SugarCane

Reflections from the FFA: There is no protection in protectionism

As every year, the 2018 edition of the Forum for the Future of Agriculture (FFA) which was held in Brussels last week was another impressive event. There are very few agriculture-focused events in Brussels of the same calibre that manage to gather such an impressive number of quality speakers, key opinion leaders, and such truly global representation. The debates and conversations that the forum provided for were really inspiring.

What stood out for me this year was the broad global perspective on agriculture that was the major focus of the discussions, shedding light on agricultural challenges in both the developing as well as the developed worlds. There was a clear message of the need for greater cooperation and trade among the different agricultural regions of the world, and I was personally encouraged to hear Commission Vice-President, Frans Timmermans, extoll the virtues of freer agricultural trade and reconfirmed that there is no protection in protectionism.

We strongly support that view, and this is just the kind of thinking we all need to adopt to get the ambitious EU-Mercosur trade deal over the finish line – hopefully before the summer! The great potential of Brazilian sugarcane to provide food, low-carbon energy and bio-plastics to the benefit of the world will not be realised if it stays blocked in Brazil.

Brazilian sugarcane is a low-carbon crop whose sustainability has long been proven and that has many useful applications as we transition towards a more circular, low-carbon economy: it provides the sugar demanded by the thriving European food and drink industry; it provides 1G and 2G ethanol for low-carbon road transportation; it is the source of bio-based products that will help reducing the greenhouse gas emissions of plastics and lubricants; and it also provides for renewable electricity generation.

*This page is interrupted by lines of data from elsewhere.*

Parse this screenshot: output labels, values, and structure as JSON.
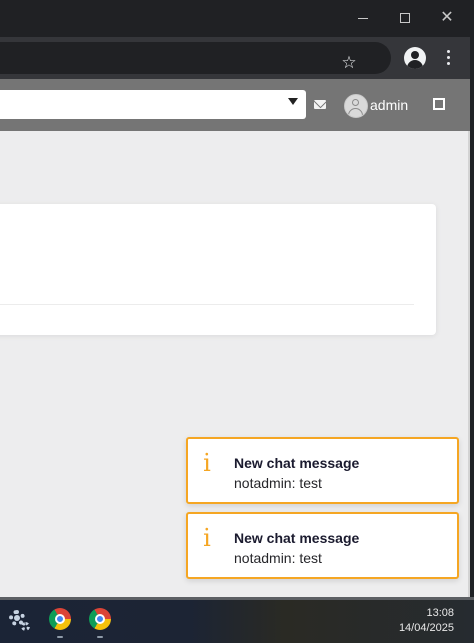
{
  "browser": {
    "window_controls": {
      "minimize": "minimize",
      "maximize": "maximize",
      "close": "✕"
    },
    "toolbar": {
      "star_icon": "☆"
    }
  },
  "app": {
    "header": {
      "username": "admin"
    }
  },
  "notifications": [
    {
      "title": "New chat message",
      "message": "notadmin: test",
      "icon": "i"
    },
    {
      "title": "New chat message",
      "message": "notadmin: test",
      "icon": "i"
    }
  ],
  "taskbar": {
    "time": "13:08",
    "date": "14/04/2025"
  },
  "colors": {
    "toast_border": "#f5a623",
    "app_header": "#757575",
    "browser_frame": "#202124"
  }
}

That the two major global household brands of Lego and Ikea recently announced that they would be turning to sugarcane as a source material for their bricks and sandwich bags is testament not just to its versatility, but to how it is destined to become a critical component of our daily lives.

At the FFA it was very encouraging to see that there is a genuine interest in the many products derived from sugarcane, and I am very optimistic that this versatile feedstock will contribute much more to global sustainability in the future. The many global challenges discussed at the FFA can only be tackled through global responses, and as Mr Timmermans said, these are not possible without freer trade in agriculture. That would allow the innovative solutions such as those provided by Brazilian sugarcane to be deployed around the world to the benefit of everyone.